§ **Work order**
When "this" occurs in a line of the material, copy that line.
*** Supplied material Section Begins ***
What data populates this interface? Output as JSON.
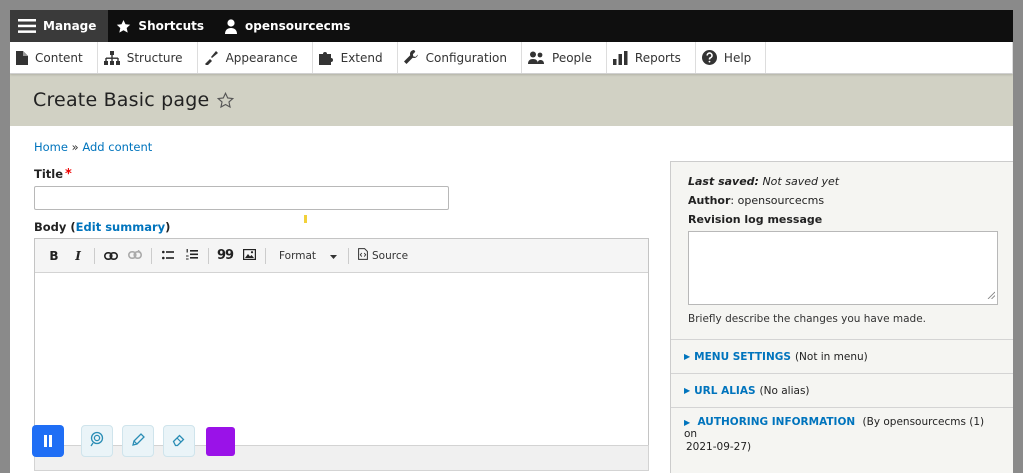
{
  "toolbar": {
    "manage": "Manage",
    "shortcuts": "Shortcuts",
    "user": "opensourcecms"
  },
  "tray": {
    "items": [
      {
        "label": "Content",
        "icon": "document-icon"
      },
      {
        "label": "Structure",
        "icon": "sitemap-icon"
      },
      {
        "label": "Appearance",
        "icon": "paintbrush-icon"
      },
      {
        "label": "Extend",
        "icon": "puzzle-icon"
      },
      {
        "label": "Configuration",
        "icon": "wrench-icon"
      },
      {
        "label": "People",
        "icon": "people-icon"
      },
      {
        "label": "Reports",
        "icon": "bar-chart-icon"
      },
      {
        "label": "Help",
        "icon": "help-icon"
      }
    ]
  },
  "page": {
    "title": "Create Basic page",
    "breadcrumb_home": "Home",
    "breadcrumb_sep": " » ",
    "breadcrumb_add": "Add content"
  },
  "form": {
    "title_label": "Title",
    "required_marker": "*",
    "title_value": "",
    "body_label": "Body",
    "body_open": " (",
    "edit_summary": "Edit summary",
    "body_close": ")"
  },
  "editor": {
    "bold": "B",
    "italic": "I",
    "blockquote": "99",
    "format_label": "Format",
    "source_label": "Source"
  },
  "sidebar": {
    "last_saved_label": "Last saved:",
    "last_saved_value": " Not saved yet",
    "author_label": "Author",
    "author_value": ": opensourcecms",
    "revision_label": "Revision log message",
    "revision_value": "",
    "revision_desc": "Briefly describe the changes you have made.",
    "menu_settings": "MENU SETTINGS",
    "menu_settings_note": "(Not in menu)",
    "url_alias": "URL ALIAS",
    "url_alias_note": "(No alias)",
    "authoring": "AUTHORING INFORMATION",
    "authoring_note_1": "(By opensourcecms (1) on",
    "authoring_note_2": "2021-09-27)"
  },
  "colors": {
    "link": "#0074bd",
    "header_bg": "#d1d1c4",
    "toolbar_bg": "#0f0f0f",
    "pause_button": "#1f6ef5",
    "color_swatch": "#9a12e8"
  }
}
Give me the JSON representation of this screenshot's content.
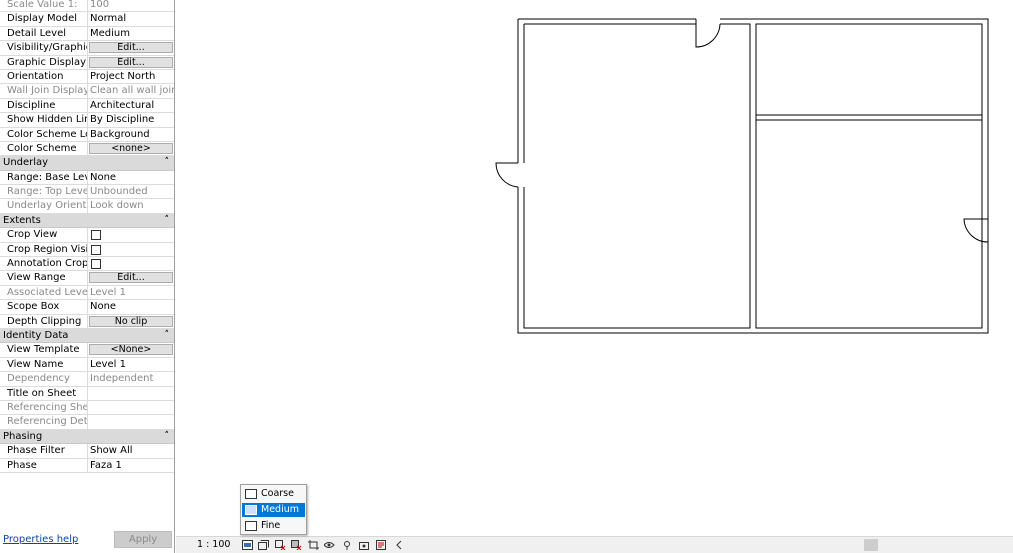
{
  "properties": {
    "rows1": [
      {
        "name": "Scale Value   1:",
        "value": "100",
        "disabled": true
      },
      {
        "name": "Display Model",
        "value": "Normal"
      },
      {
        "name": "Detail Level",
        "value": "Medium"
      },
      {
        "name": "Visibility/Graphic...",
        "button": "Edit..."
      },
      {
        "name": "Graphic Display ...",
        "button": "Edit..."
      },
      {
        "name": "Orientation",
        "value": "Project North"
      },
      {
        "name": "Wall Join Display",
        "value": "Clean all wall joins",
        "disabled": true
      },
      {
        "name": "Discipline",
        "value": "Architectural"
      },
      {
        "name": "Show Hidden Lin...",
        "value": "By Discipline"
      },
      {
        "name": "Color Scheme Lo...",
        "value": "Background"
      },
      {
        "name": "Color Scheme",
        "button": "<none>"
      }
    ],
    "underlay": {
      "title": "Underlay",
      "rows": [
        {
          "name": "Range: Base Level",
          "value": "None"
        },
        {
          "name": "Range: Top Level",
          "value": "Unbounded",
          "disabled": true
        },
        {
          "name": "Underlay Orienta...",
          "value": "Look down",
          "disabled": true
        }
      ]
    },
    "extents": {
      "title": "Extents",
      "rows": [
        {
          "name": "Crop View",
          "checkbox": true
        },
        {
          "name": "Crop Region Visi...",
          "checkbox": true
        },
        {
          "name": "Annotation Crop",
          "checkbox": true
        },
        {
          "name": "View Range",
          "button": "Edit..."
        },
        {
          "name": "Associated Level",
          "value": "Level 1",
          "disabled": true
        },
        {
          "name": "Scope Box",
          "value": "None"
        },
        {
          "name": "Depth Clipping",
          "button": "No clip"
        }
      ]
    },
    "identity": {
      "title": "Identity Data",
      "rows": [
        {
          "name": "View Template",
          "button": "<None>"
        },
        {
          "name": "View Name",
          "value": "Level 1"
        },
        {
          "name": "Dependency",
          "value": "Independent",
          "disabled": true
        },
        {
          "name": "Title on Sheet",
          "value": ""
        },
        {
          "name": "Referencing Sheet",
          "value": "",
          "disabled": true
        },
        {
          "name": "Referencing Detail",
          "value": "",
          "disabled": true
        }
      ]
    },
    "phasing": {
      "title": "Phasing",
      "rows": [
        {
          "name": "Phase Filter",
          "value": "Show All"
        },
        {
          "name": "Phase",
          "value": "Faza 1"
        }
      ]
    },
    "collapse_glyph": "˄",
    "help_link": "Properties help",
    "apply_label": "Apply"
  },
  "statusbar": {
    "scale": "1 : 100"
  },
  "detail_menu": {
    "items": [
      {
        "label": "Coarse",
        "selected": false
      },
      {
        "label": "Medium",
        "selected": true
      },
      {
        "label": "Fine",
        "selected": false
      }
    ]
  }
}
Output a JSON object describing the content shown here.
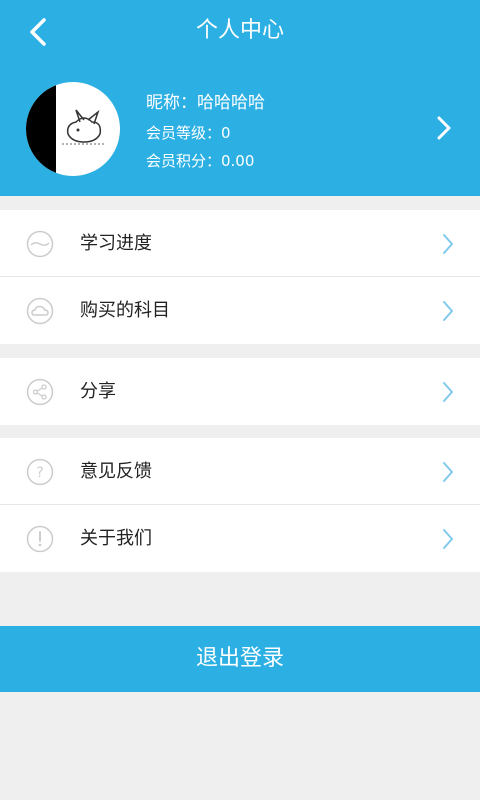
{
  "header": {
    "title": "个人中心",
    "back_icon": "chevron-left-icon"
  },
  "profile": {
    "nickname": "昵称：哈哈哈哈",
    "level": "会员等级：0",
    "points": "会员积分：0.00"
  },
  "menu": {
    "group1": [
      {
        "label": "学习进度",
        "icon": "progress-icon"
      },
      {
        "label": "购买的科目",
        "icon": "cloud-icon"
      }
    ],
    "group2": [
      {
        "label": "分享",
        "icon": "share-icon"
      }
    ],
    "group3": [
      {
        "label": "意见反馈",
        "icon": "question-icon"
      },
      {
        "label": "关于我们",
        "icon": "info-icon"
      }
    ]
  },
  "logout_label": "退出登录",
  "colors": {
    "primary": "#2cb0e3",
    "arrow": "#7fc8ee",
    "icon_gray": "#cccccc",
    "background": "#efefef"
  }
}
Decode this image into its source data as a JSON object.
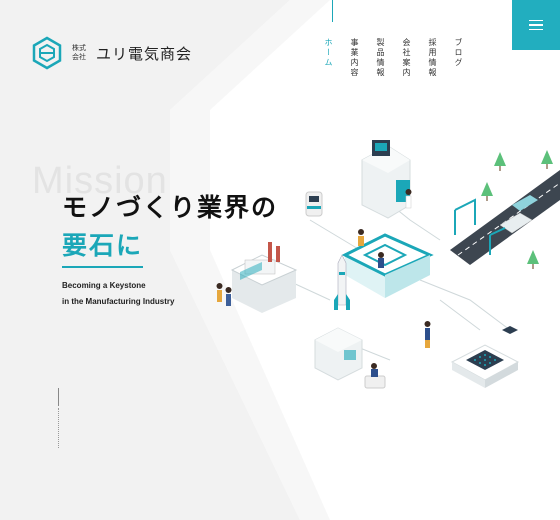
{
  "brand": {
    "small_label": "株式会社",
    "name": "ユリ電気商会",
    "accent_color": "#22aebf"
  },
  "nav": {
    "items": [
      {
        "label": "ホーム",
        "active": true
      },
      {
        "label": "事業内容",
        "active": false
      },
      {
        "label": "製品情報",
        "active": false
      },
      {
        "label": "会社案内",
        "active": false
      },
      {
        "label": "採用情報",
        "active": false
      },
      {
        "label": "ブログ",
        "active": false
      }
    ],
    "menu_icon": "hamburger-icon"
  },
  "hero": {
    "bg_word": "Mission",
    "headline_line1": "モノづくり業界の",
    "headline_line2": "要石に",
    "sub_line1": "Becoming a Keystone",
    "sub_line2": "in the Manufacturing Industry"
  }
}
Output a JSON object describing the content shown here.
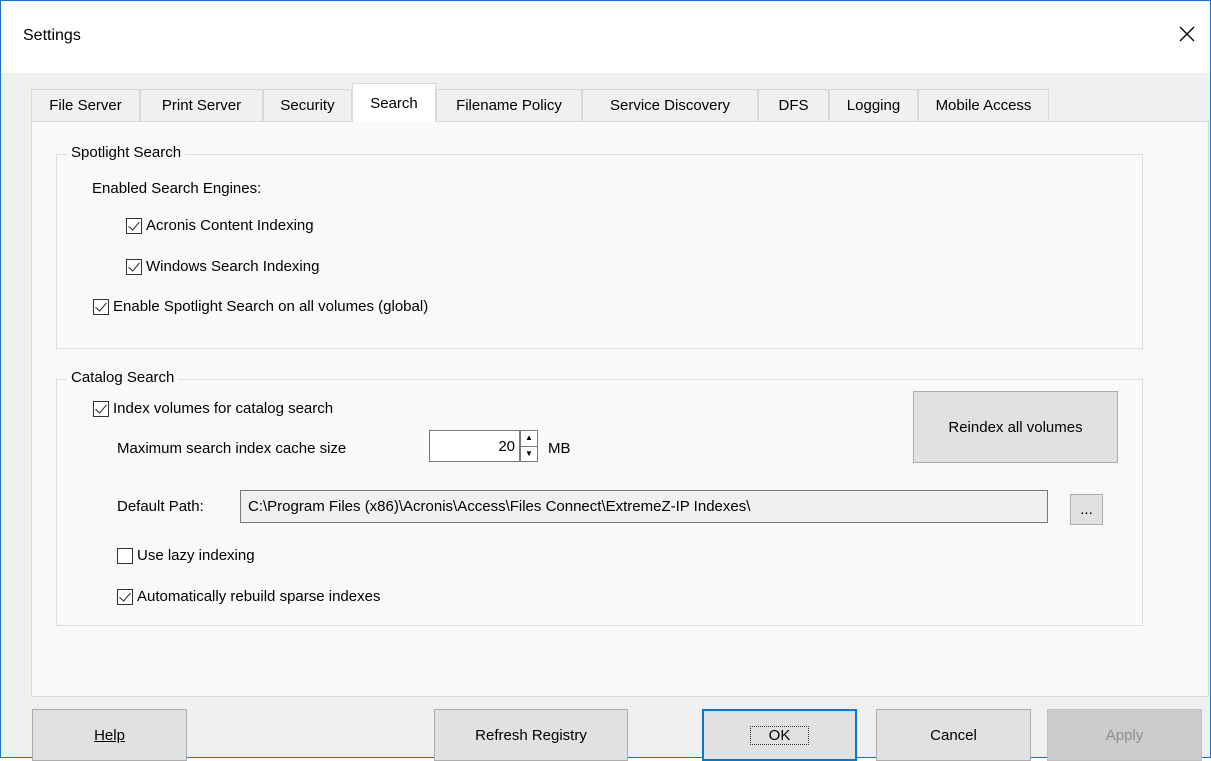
{
  "window": {
    "title": "Settings"
  },
  "tabs": [
    {
      "label": "File Server"
    },
    {
      "label": "Print Server"
    },
    {
      "label": "Security"
    },
    {
      "label": "Search",
      "active": true
    },
    {
      "label": "Filename Policy"
    },
    {
      "label": "Service Discovery"
    },
    {
      "label": "DFS"
    },
    {
      "label": "Logging"
    },
    {
      "label": "Mobile Access"
    }
  ],
  "spotlight": {
    "group_label": "Spotlight Search",
    "engines_label": "Enabled Search Engines:",
    "acronis": {
      "label": "Acronis Content Indexing",
      "checked": true
    },
    "windows": {
      "label": "Windows Search Indexing",
      "checked": true
    },
    "global": {
      "label": "Enable Spotlight Search on all volumes (global)",
      "checked": true
    }
  },
  "catalog": {
    "group_label": "Catalog Search",
    "index_volumes": {
      "label": "Index volumes for catalog search",
      "checked": true
    },
    "reindex_button": "Reindex all volumes",
    "cache_label": "Maximum search index cache size",
    "cache_value": "20",
    "cache_unit": "MB",
    "path_label": "Default Path:",
    "path_value": "C:\\Program Files (x86)\\Acronis\\Access\\Files Connect\\ExtremeZ-IP Indexes\\",
    "browse_button": "...",
    "lazy": {
      "label": "Use lazy indexing",
      "checked": false
    },
    "rebuild": {
      "label": "Automatically rebuild sparse indexes",
      "checked": true
    }
  },
  "buttons": {
    "help": "Help",
    "refresh": "Refresh Registry",
    "ok": "OK",
    "cancel": "Cancel",
    "apply": "Apply"
  },
  "colors": {
    "accent": "#0078d7",
    "dialog_bg": "#f0f0f0",
    "panel_bg": "#f9f9f9"
  }
}
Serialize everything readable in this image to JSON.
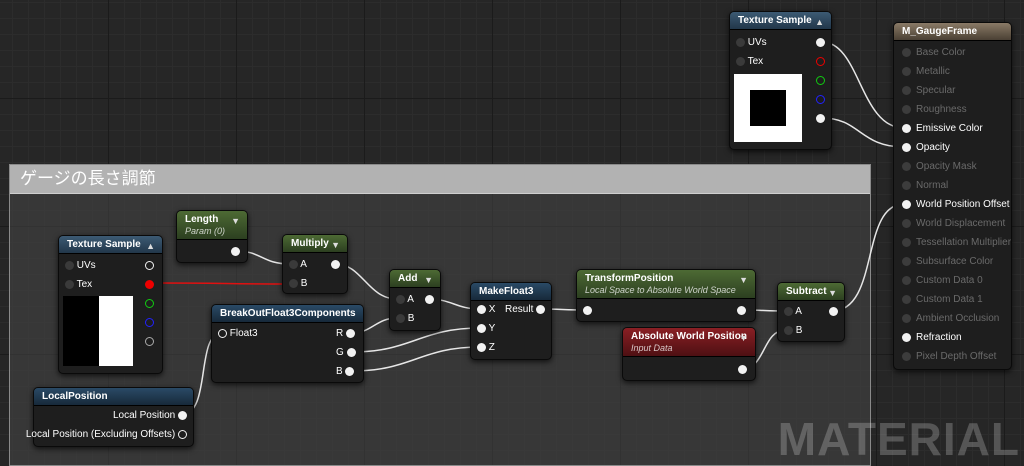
{
  "comment": {
    "title": "ゲージの長さ調節"
  },
  "watermark": "MATERIAL",
  "nodes": {
    "tex_top": {
      "title": "Texture Sample",
      "uvs": "UVs",
      "tex": "Tex"
    },
    "tex_left": {
      "title": "Texture Sample",
      "uvs": "UVs",
      "tex": "Tex"
    },
    "length": {
      "title": "Length",
      "subtitle": "Param (0)"
    },
    "multiply": {
      "title": "Multiply",
      "a": "A",
      "b": "B"
    },
    "add": {
      "title": "Add",
      "a": "A",
      "b": "B"
    },
    "breakout": {
      "title": "BreakOutFloat3Components",
      "in": "Float3",
      "r": "R",
      "g": "G",
      "b": "B"
    },
    "makefloat3": {
      "title": "MakeFloat3",
      "x": "X",
      "y": "Y",
      "z": "Z",
      "result": "Result"
    },
    "transform": {
      "title": "TransformPosition",
      "subtitle": "Local Space to Absolute World Space"
    },
    "absworld": {
      "title": "Absolute World Position",
      "subtitle": "Input Data"
    },
    "subtract": {
      "title": "Subtract",
      "a": "A",
      "b": "B"
    },
    "localpos": {
      "title": "LocalPosition",
      "out1": "Local Position",
      "out2": "Local Position (Excluding Offsets)"
    },
    "material": {
      "title": "M_GaugeFrame",
      "inputs": [
        {
          "label": "Base Color",
          "active": false
        },
        {
          "label": "Metallic",
          "active": false
        },
        {
          "label": "Specular",
          "active": false
        },
        {
          "label": "Roughness",
          "active": false
        },
        {
          "label": "Emissive Color",
          "active": true
        },
        {
          "label": "Opacity",
          "active": true
        },
        {
          "label": "Opacity Mask",
          "active": false
        },
        {
          "label": "Normal",
          "active": false
        },
        {
          "label": "World Position Offset",
          "active": true
        },
        {
          "label": "World Displacement",
          "active": false
        },
        {
          "label": "Tessellation Multiplier",
          "active": false
        },
        {
          "label": "Subsurface Color",
          "active": false
        },
        {
          "label": "Custom Data 0",
          "active": false
        },
        {
          "label": "Custom Data 1",
          "active": false
        },
        {
          "label": "Ambient Occlusion",
          "active": false
        },
        {
          "label": "Refraction",
          "active": true
        },
        {
          "label": "Pixel Depth Offset",
          "active": false
        }
      ]
    }
  }
}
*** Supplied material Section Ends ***
§ **Finished exercise**
What data populates this interface? Output as JSON.
Give me the JSON representation of this screenshot's content.
Decode this image into its source data as a JSON object.
Serialize everything readable in this image to JSON.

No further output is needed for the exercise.